Document Type


Date of Degree

Summer 2009

Degree Name

PhD (Doctor of Philosophy)

Degree In

Business Administration

First Advisor

Gruca, Thomas S

Second Advisor

Rego, Lopo L

First Committee Member

Russell, Gary J

Second Committee Member

Murry, John P

Third Committee Member

Zhang, Ying


This three-essay thesis focuses on how value of the brand, i.e. brand equity is created, with each study investigating different parts of the relationships within the brand value chain.

My first essay identifies and tests a new set of brand equity drivers such as brand structure and positioning, brand strategy, and customer characteristics. I use revenue premium as the retail level measure of brand equity and decompose it into price and volume premiums. Then, I explore the effects of different brand equity drivers on these premiums. The study on the universe of grocery industry in the U.S. shows compelling evidences that volume premium prevails over price premium in driving revenue premium. Brand structure and positioning, brand strategy and customer characteristics contribute significantly to the changes of the brand market performance measured with price, volume and revenue premiums.

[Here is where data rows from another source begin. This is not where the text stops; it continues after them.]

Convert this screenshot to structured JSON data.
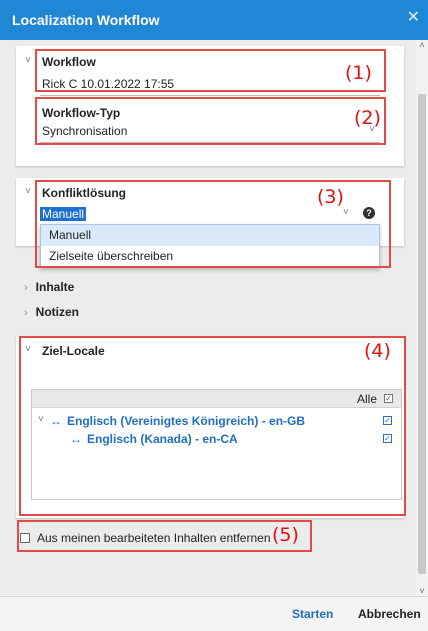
{
  "window": {
    "title": "Localization Workflow",
    "close_icon": "close-icon"
  },
  "workflow": {
    "label": "Workflow",
    "value": "Rick C 10.01.2022 17:55"
  },
  "workflow_type": {
    "label": "Workflow-Typ",
    "value": "Synchronisation"
  },
  "conflict": {
    "label": "Konfliktlösung",
    "value": "Manuell",
    "help_icon": "help-icon",
    "options": [
      "Manuell",
      "Zielseite überschreiben"
    ]
  },
  "sections": {
    "contents": "Inhalte",
    "notes": "Notizen"
  },
  "target_locales": {
    "label": "Ziel-Locale",
    "all_label": "Alle",
    "items": [
      {
        "label": "Englisch (Vereinigtes Königreich) - en-GB",
        "checked": true
      },
      {
        "label": "Englisch (Kanada) - en-CA",
        "checked": true
      }
    ]
  },
  "remove_option": {
    "label": "Aus meinen bearbeiteten Inhalten entfernen",
    "checked": false
  },
  "footer": {
    "start": "Starten",
    "cancel": "Abbrechen"
  },
  "annotations": [
    "(1)",
    "(2)",
    "(3)",
    "(4)",
    "(5)"
  ],
  "colors": {
    "titlebar": "#1f87d6",
    "accent_blue": "#1f6fbf",
    "annotation_red": "#e24a4a"
  }
}
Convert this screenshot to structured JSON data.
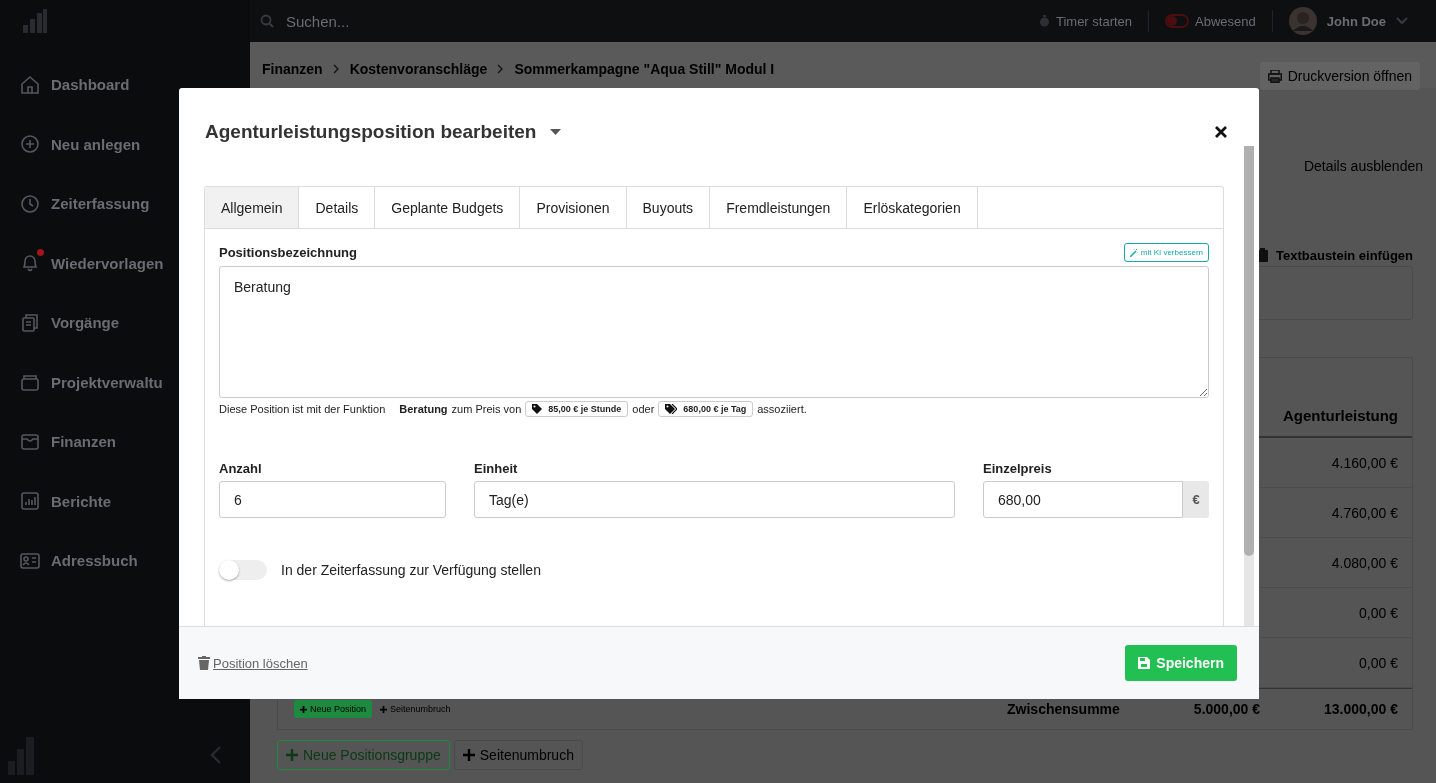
{
  "topbar": {
    "search_placeholder": "Suchen...",
    "timer": "Timer starten",
    "status": "Abwesend",
    "user": "John Doe"
  },
  "sidebar": {
    "items": [
      {
        "label": "Dashboard",
        "notification": false
      },
      {
        "label": "Neu anlegen",
        "notification": false
      },
      {
        "label": "Zeiterfassung",
        "notification": false
      },
      {
        "label": "Wiedervorlagen",
        "notification": true
      },
      {
        "label": "Vorgänge",
        "notification": false
      },
      {
        "label": "Projektverwaltu",
        "notification": false
      },
      {
        "label": "Finanzen",
        "notification": false
      },
      {
        "label": "Berichte",
        "notification": false
      },
      {
        "label": "Adressbuch",
        "notification": false
      }
    ]
  },
  "breadcrumb": [
    "Finanzen",
    "Kostenvoranschläge",
    "Sommerkampagne \"Aqua Still\" Modul I"
  ],
  "print_button": "Druckversion öffnen",
  "details_toggle": "Details ausblenden",
  "text_block_button": "Textbaustein einfügen",
  "table": {
    "column": "Agenturleistung",
    "values": [
      "4.160,00 €",
      "4.760,00 €",
      "4.080,00 €",
      "0,00 €",
      "0,00 €"
    ],
    "subtotal_label": "Zwischensumme",
    "subtotal_values": [
      "5.000,00 €",
      "13.000,00 €"
    ]
  },
  "group_buttons": [
    "Neue Position",
    "Seitenumbruch"
  ],
  "bottom_buttons": [
    "Neue Positionsgruppe",
    "Seitenumbruch"
  ],
  "modal": {
    "title": "Agenturleistungsposition bearbeiten",
    "tabs": [
      {
        "label": "Allgemein",
        "selected": true
      },
      {
        "label": "Details",
        "selected": false
      },
      {
        "label": "Geplante Budgets",
        "selected": false
      },
      {
        "label": "Provisionen",
        "selected": false
      },
      {
        "label": "Buyouts",
        "selected": false
      },
      {
        "label": "Fremdleistungen",
        "selected": false
      },
      {
        "label": "Erlöskategorien",
        "selected": false
      }
    ],
    "description_label": "Positionsbezeichnung",
    "ai_button": "mit KI verbessern",
    "description": "Beratung",
    "hint": {
      "prefix": "Diese Position ist mit der Funktion",
      "function": "Beratung",
      "price_text": "zum Preis von",
      "tag_1": "85,00 € je Stunde",
      "or": "oder",
      "tag_2": "680,00 € je Tag",
      "suffix": "assoziiert."
    },
    "fields": {
      "count_label": "Anzahl",
      "count": "6",
      "unit_label": "Einheit",
      "unit": "Tag(e)",
      "price_label": "Einzelpreis",
      "price": "680,00",
      "currency": "€"
    },
    "time_tracking": {
      "label": "In der Zeiterfassung zur Verfügung stellen",
      "on": false
    },
    "delete_link": "Position löschen",
    "save_button": "Speichern"
  }
}
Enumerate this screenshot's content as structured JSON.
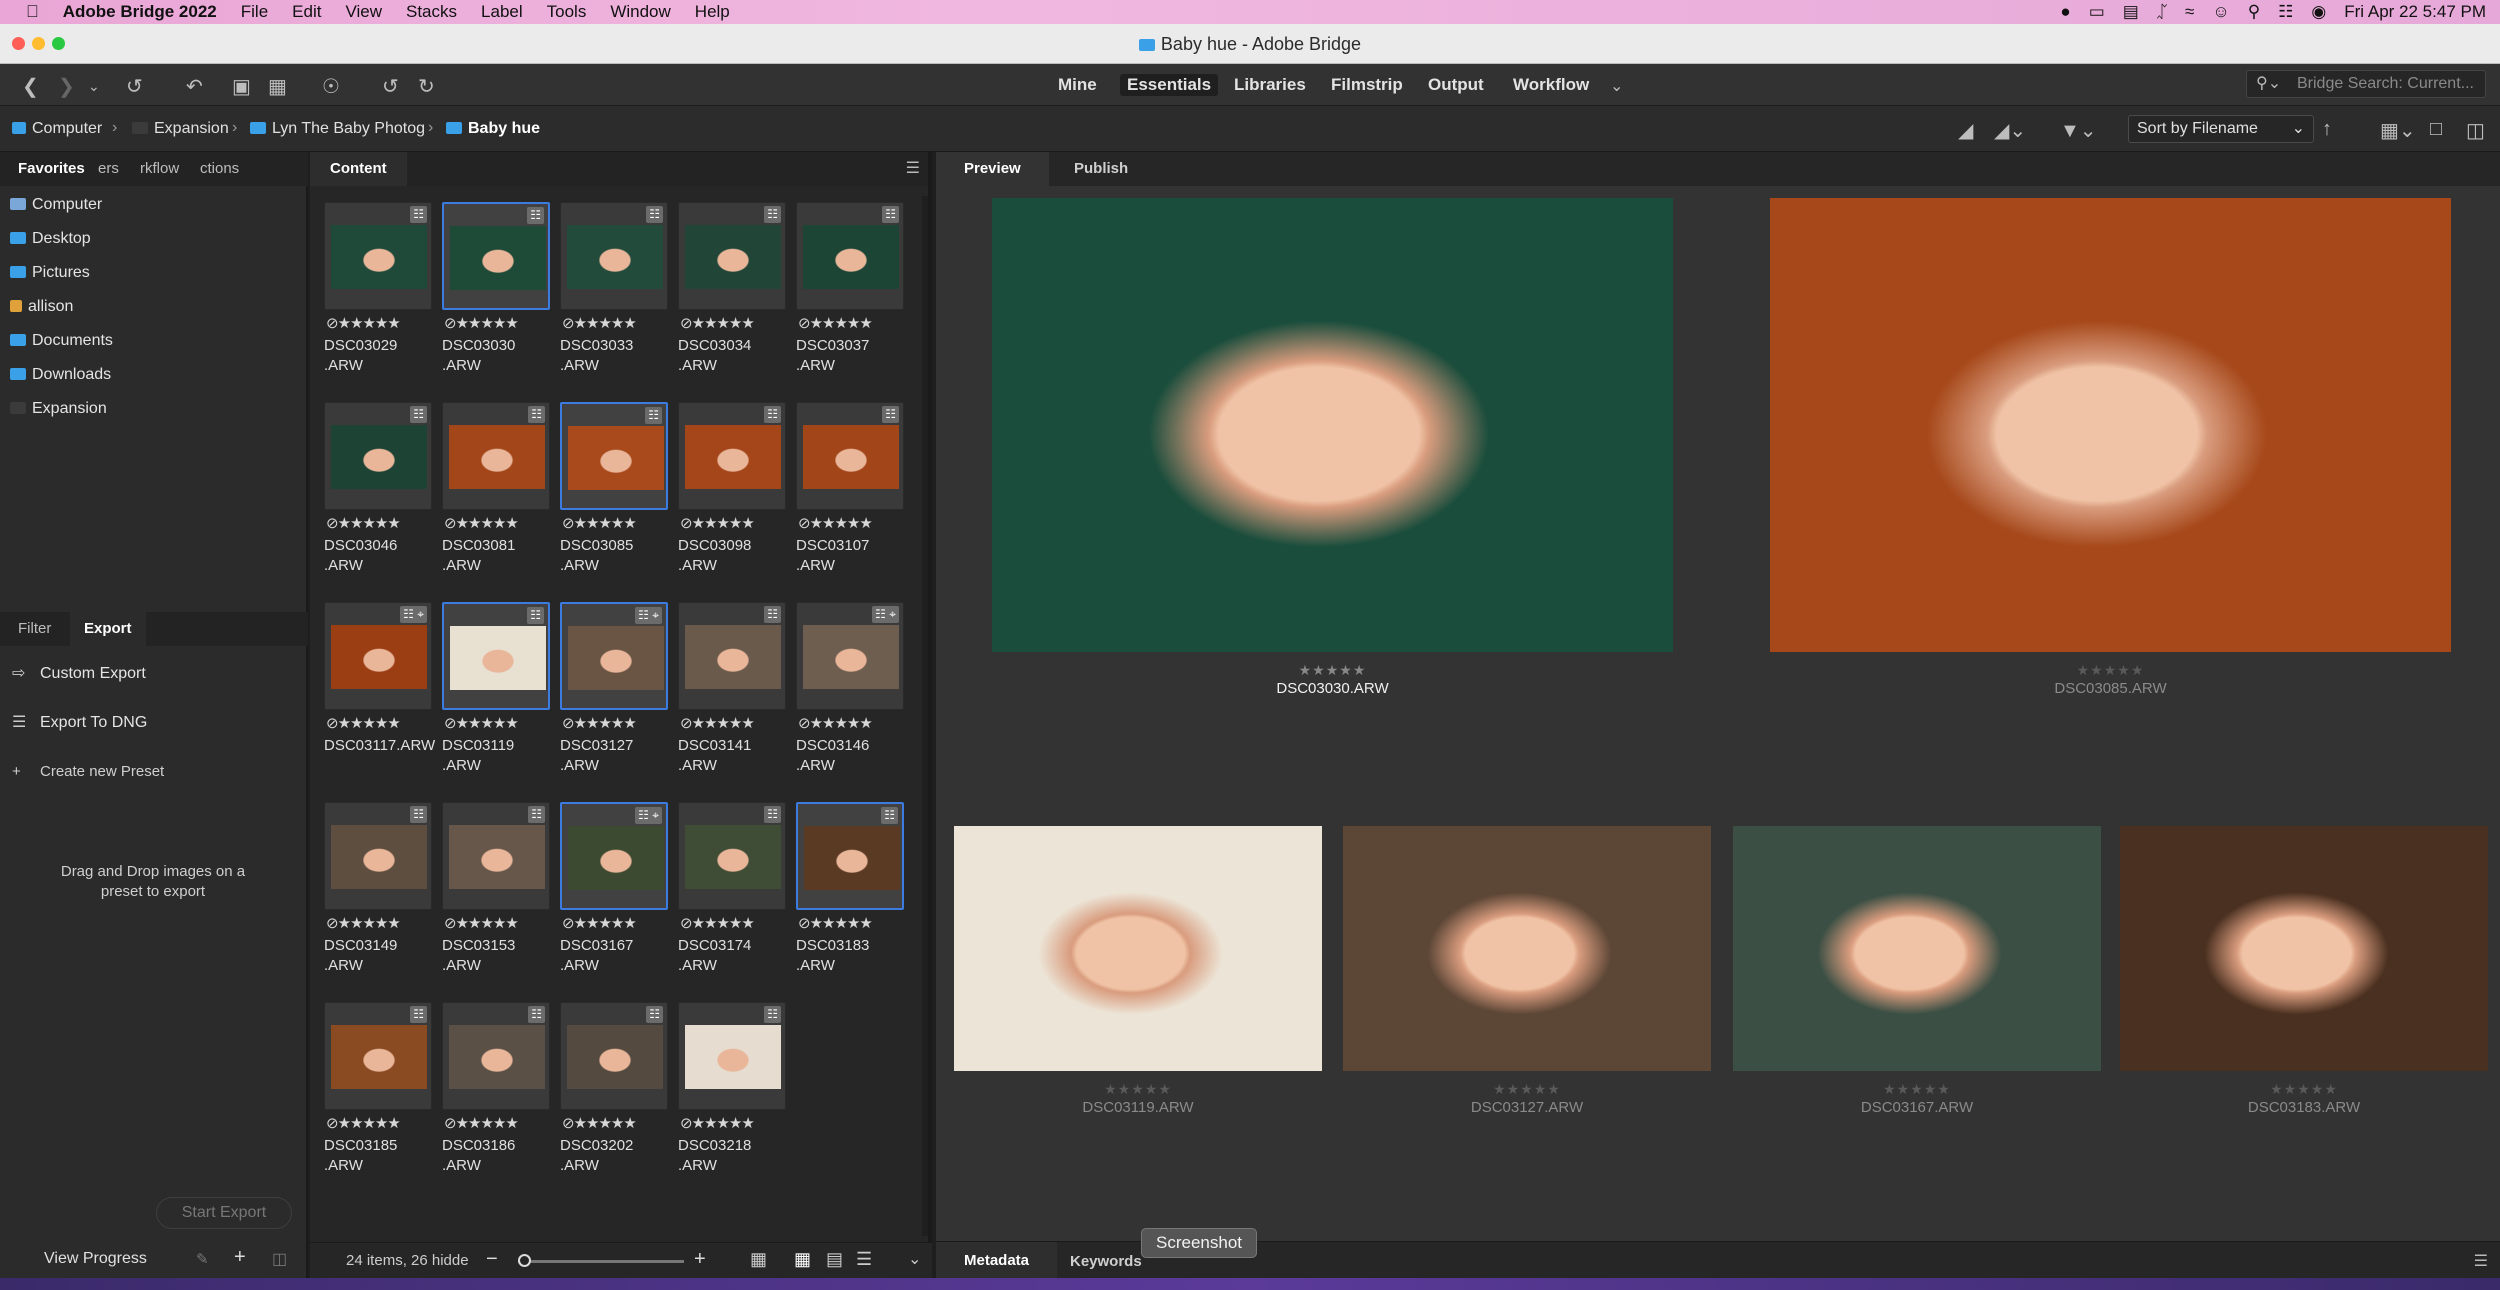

My second essay examines the association between consumer-based brand equity (IBBE) and brand market performance, and the moderators of this association. I explore a comprehensive set of market performance measures (penetration, loyalty, market share, price and revenue) of 216 major brands sold in the grocery channel in the U.S., in conjunction with EquiTrend© brand equity measure. The results show that customer based brand equity provides incremental explanatory power for brand market performance beyond the explanation by a wide array of performance determinants identified in the first essay. Furthermore, the equity-performance association is moderated by a set of product and category features, as well as the firm brand strategy.

My third essay studies whether firms benefit from having multiple brands across different areas. I model brand market performance as a function of different elements of the firm brand portfolio, including the size and performance of sibling brands and the inter-brand distance. The dataset includes 1,700 brands from over 350 firms in the grocery channel within the U.S. The results show that the brand portfolio information provides incremental explanatory power for brand market performance. Moreover, the size and the performance of sibling brands have significant impact on a focal brand's market performance, and these impacts are moderated by the inter-brand distance.


Brand Equity, Brand Management, Brand Portfolio Management, Consumer Based Brand Equity, Private Label, Revenue Premium


xii, 195 pages


Includes bibliographical references (pages 184-195).


Copyright 2009 JianJun Zhu